***** INPUT MATERIAL

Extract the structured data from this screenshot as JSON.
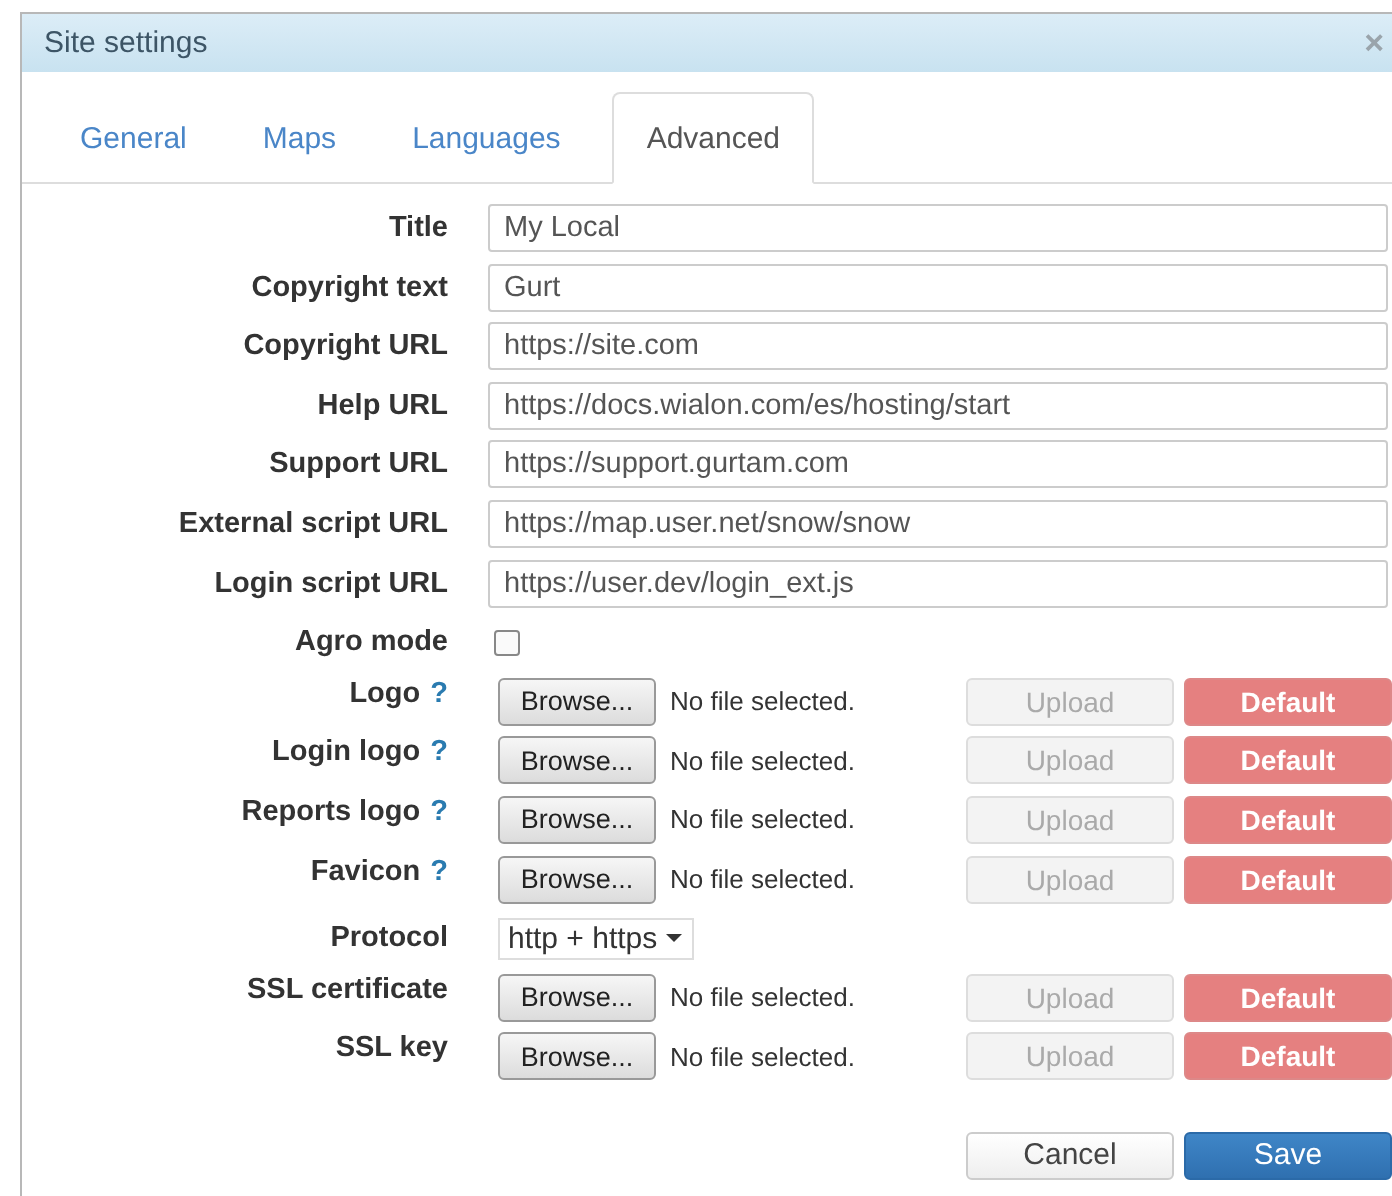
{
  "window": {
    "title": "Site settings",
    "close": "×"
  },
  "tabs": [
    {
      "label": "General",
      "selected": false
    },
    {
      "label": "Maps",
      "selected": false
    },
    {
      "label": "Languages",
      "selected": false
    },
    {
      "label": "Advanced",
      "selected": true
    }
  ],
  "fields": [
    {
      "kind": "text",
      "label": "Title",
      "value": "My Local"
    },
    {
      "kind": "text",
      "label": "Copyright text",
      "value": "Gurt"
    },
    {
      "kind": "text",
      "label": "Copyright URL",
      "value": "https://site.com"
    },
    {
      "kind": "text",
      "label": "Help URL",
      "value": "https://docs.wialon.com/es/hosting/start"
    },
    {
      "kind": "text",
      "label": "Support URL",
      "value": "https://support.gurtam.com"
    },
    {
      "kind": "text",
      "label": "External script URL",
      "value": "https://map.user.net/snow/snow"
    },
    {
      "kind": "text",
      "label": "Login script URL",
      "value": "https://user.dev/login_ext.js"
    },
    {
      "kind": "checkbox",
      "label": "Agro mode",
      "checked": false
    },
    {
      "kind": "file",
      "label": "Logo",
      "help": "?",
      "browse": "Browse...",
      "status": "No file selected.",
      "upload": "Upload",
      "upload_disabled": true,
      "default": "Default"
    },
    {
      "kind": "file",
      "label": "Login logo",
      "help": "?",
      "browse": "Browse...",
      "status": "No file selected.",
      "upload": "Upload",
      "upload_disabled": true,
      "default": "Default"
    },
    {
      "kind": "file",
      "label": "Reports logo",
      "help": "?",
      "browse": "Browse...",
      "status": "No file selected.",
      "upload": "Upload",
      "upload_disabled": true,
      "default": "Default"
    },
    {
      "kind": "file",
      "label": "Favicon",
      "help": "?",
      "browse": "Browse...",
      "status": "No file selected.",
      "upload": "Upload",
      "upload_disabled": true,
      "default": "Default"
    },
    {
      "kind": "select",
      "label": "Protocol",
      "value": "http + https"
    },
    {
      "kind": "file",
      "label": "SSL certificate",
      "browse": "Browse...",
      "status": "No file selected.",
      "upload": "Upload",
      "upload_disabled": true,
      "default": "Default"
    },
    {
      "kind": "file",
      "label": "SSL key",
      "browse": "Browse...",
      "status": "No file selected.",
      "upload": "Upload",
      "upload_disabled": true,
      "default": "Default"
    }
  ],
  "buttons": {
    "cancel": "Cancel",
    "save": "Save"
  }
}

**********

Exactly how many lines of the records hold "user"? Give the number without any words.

2